The latest Ciruli Associates statewide voter poll shows Republican Bob Schaffer and Democrat Mark Udall in a tight race for retiring U.S. Senator Wayne Allard’s seat.
Not surprising, as the figure below shows, a little more than one year before the election, one-fifth of voters are unsure whom they will vote for. There is an interest in other candidates by 9 percent of voters.
Question: U.S. Senator Wayne Allard has announced he will not seek re-election in 2008. There are currently two candidates who are running or considering running for the U.S. Senate. If you had to vote today for U.S. Senate, would you vote for Mark Udall, the Democrat, or Bob Schaffer, the Republican, or some other candidate? [Rotated]
The latest statewide survey was conducted September 12-15, 2007 with 504 Colorado voters by Ciruli Associates. The political questions were part of a survey concerning economic development sponsored by the Economic Development Council of Colorado. The statistical range of error is ±4.4 percentage points.
At this point in the campaign, Bob Schaffer is attracting a lower percentage of voters than Mark Udall among all three Colorado voter blocs, but because there are some 130,000 more registered Republicans than Democrats, he remains competitive. Udall has support from 72 percent of Democrats and 34 percent of unaffiliated voters. Schaffer wins 68 percent of fellow Republicans, but only 19 percent of the unaffiliated - the majority of whom are undecided at this point. Pollster Floyd Ciruli said, “It’s very early in the campaign, but Schaffer’s challenge will be to unify his party and attract more unaffiliated voters as the public begin to make up its mind.”
Note: Aug. 15, 2007 registration: 998,879 Republican, 860,407 Democrat and 967,853 unaffiliated.
Geography and Gender
Support around the state for the two candidates follows the expected patterns of partisanship and ideology. Voter familiarity due to previous and current government service is also a factor. Udall, who represents a metro area congressional seat, receives his strongest support (42%) in the metro area (where about 55% of the state’s voters are located). Similarly, Schaffer, who represented the Eastern Plains and North Front Range in Congress, receives support above his average there.
Not surprising, the well-reported gender pattern in which women favor Democratic candidates and men favor Republican candidates, continues in this race.
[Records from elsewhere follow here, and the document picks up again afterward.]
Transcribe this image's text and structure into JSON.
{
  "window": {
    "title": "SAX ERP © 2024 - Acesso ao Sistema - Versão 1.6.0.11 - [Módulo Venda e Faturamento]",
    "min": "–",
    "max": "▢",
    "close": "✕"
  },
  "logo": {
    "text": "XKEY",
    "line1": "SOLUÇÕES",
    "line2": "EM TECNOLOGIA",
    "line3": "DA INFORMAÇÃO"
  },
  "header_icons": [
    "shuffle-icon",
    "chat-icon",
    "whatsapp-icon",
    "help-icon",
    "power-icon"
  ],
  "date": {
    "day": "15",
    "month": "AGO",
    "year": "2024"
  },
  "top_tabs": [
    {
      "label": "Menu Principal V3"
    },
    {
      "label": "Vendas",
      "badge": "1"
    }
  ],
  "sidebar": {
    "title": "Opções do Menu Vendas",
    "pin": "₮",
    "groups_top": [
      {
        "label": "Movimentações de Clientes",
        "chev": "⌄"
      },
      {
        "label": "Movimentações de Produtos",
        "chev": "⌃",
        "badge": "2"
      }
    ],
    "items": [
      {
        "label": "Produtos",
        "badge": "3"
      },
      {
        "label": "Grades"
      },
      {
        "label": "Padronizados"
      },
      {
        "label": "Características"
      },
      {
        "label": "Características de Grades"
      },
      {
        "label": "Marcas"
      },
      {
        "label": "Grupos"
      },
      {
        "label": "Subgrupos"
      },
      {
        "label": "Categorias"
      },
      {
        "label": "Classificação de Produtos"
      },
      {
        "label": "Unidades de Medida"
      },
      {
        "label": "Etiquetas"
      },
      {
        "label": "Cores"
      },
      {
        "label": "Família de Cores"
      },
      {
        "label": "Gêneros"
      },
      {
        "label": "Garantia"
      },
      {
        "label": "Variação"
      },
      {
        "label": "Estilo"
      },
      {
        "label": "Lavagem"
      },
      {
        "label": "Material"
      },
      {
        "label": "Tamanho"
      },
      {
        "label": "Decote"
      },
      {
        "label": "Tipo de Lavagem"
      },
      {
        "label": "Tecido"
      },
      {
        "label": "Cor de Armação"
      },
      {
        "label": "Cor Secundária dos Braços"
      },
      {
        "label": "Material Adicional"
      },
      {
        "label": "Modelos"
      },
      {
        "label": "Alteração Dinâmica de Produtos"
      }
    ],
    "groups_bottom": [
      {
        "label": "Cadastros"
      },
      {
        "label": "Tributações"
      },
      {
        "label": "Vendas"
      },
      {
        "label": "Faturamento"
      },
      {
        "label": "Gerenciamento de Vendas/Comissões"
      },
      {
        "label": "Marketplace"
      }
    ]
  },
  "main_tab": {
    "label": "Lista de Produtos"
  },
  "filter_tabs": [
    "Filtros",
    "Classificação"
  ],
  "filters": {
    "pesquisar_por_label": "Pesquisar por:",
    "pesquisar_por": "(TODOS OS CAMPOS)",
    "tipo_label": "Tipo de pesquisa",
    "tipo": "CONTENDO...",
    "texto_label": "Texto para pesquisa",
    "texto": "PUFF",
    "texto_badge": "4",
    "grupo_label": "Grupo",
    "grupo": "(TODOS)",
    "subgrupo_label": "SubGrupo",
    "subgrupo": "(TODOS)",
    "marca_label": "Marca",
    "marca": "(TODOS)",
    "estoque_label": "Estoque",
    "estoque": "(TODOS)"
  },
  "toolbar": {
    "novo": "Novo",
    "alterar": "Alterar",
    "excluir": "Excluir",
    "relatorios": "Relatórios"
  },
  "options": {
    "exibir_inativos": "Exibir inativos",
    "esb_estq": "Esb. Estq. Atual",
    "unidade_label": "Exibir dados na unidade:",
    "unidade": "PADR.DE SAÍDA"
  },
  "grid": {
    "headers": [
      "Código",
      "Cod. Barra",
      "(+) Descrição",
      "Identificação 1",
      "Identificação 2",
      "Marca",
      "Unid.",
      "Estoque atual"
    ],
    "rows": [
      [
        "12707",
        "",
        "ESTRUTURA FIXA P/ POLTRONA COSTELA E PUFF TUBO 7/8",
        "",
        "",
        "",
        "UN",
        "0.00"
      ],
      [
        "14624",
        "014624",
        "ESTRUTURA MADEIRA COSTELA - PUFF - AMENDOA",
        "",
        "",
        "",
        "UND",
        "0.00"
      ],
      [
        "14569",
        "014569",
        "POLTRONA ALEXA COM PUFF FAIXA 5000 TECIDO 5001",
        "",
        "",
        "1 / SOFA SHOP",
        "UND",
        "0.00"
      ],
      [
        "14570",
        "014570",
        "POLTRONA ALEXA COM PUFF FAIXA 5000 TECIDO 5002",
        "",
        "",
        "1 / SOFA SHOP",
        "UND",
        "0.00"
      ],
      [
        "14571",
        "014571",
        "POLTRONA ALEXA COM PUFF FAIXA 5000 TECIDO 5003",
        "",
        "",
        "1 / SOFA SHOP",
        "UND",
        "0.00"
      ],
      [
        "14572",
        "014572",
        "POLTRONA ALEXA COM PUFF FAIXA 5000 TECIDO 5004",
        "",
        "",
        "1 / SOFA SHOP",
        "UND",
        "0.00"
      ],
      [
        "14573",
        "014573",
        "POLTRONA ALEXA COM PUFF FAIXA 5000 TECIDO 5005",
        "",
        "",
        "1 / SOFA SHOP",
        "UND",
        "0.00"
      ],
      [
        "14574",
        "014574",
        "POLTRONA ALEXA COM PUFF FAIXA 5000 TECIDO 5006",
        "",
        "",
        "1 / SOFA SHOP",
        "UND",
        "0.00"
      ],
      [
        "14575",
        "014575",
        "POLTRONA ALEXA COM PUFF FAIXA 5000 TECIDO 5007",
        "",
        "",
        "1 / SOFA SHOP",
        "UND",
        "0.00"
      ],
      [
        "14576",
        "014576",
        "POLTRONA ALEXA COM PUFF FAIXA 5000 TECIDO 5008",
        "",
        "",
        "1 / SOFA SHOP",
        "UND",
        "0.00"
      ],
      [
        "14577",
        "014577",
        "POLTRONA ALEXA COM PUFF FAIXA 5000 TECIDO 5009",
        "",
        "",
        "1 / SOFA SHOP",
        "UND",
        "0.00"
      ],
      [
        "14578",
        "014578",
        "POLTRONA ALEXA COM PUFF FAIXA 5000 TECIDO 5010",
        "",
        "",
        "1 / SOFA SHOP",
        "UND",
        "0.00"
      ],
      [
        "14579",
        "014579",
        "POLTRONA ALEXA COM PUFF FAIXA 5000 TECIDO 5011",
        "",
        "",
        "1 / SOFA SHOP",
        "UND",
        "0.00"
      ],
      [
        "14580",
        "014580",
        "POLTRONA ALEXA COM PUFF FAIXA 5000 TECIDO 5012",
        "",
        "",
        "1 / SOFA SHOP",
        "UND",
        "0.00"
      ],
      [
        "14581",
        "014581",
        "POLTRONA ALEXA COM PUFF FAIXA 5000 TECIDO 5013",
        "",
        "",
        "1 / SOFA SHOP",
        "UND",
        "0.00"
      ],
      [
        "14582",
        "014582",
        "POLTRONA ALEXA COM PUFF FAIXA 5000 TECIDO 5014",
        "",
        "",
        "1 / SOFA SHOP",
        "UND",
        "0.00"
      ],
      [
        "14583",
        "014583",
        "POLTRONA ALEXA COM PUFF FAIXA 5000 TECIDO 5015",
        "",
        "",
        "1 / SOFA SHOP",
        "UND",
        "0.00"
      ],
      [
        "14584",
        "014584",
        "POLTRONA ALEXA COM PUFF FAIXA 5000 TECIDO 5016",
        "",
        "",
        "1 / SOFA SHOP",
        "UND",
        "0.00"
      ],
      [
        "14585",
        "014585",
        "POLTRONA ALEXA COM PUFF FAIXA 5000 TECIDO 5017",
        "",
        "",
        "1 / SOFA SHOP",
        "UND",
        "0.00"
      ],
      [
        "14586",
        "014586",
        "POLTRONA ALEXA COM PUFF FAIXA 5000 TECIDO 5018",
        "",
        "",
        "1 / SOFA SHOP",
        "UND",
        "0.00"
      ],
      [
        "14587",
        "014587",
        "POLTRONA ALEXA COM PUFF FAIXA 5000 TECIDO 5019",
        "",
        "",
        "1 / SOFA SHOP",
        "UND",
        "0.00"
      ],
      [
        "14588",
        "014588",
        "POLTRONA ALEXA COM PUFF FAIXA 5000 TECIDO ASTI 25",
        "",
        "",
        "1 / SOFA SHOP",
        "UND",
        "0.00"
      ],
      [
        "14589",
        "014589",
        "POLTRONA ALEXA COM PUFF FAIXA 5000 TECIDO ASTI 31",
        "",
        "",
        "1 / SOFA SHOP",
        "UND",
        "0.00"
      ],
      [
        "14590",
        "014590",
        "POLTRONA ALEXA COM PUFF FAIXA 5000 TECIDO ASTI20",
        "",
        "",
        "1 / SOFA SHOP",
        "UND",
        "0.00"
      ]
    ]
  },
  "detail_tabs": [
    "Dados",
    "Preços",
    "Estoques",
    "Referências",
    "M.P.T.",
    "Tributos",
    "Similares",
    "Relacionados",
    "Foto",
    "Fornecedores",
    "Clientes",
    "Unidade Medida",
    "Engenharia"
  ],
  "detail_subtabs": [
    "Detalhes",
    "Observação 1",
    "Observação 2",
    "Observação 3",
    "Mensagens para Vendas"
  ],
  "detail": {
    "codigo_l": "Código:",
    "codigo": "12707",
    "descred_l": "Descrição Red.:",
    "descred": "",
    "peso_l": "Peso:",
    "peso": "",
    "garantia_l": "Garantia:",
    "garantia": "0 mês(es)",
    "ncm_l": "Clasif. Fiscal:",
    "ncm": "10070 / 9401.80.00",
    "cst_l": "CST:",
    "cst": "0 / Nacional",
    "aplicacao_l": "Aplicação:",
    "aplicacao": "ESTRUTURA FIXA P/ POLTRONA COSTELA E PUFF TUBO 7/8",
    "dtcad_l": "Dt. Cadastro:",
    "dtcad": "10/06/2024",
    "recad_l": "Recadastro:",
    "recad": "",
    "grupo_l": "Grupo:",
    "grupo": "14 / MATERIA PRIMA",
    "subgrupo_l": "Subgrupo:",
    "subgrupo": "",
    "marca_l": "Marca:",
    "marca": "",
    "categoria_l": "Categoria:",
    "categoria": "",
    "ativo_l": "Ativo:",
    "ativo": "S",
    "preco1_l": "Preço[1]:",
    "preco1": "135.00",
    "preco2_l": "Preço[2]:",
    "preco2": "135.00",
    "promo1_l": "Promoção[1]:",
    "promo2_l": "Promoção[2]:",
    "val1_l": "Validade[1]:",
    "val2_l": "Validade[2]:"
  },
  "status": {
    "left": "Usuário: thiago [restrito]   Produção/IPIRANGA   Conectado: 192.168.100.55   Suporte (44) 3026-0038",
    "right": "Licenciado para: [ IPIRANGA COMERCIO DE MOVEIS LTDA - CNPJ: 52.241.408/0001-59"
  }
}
Udall has an 11-point advantage among women and Schaffer leads by 8 points among men.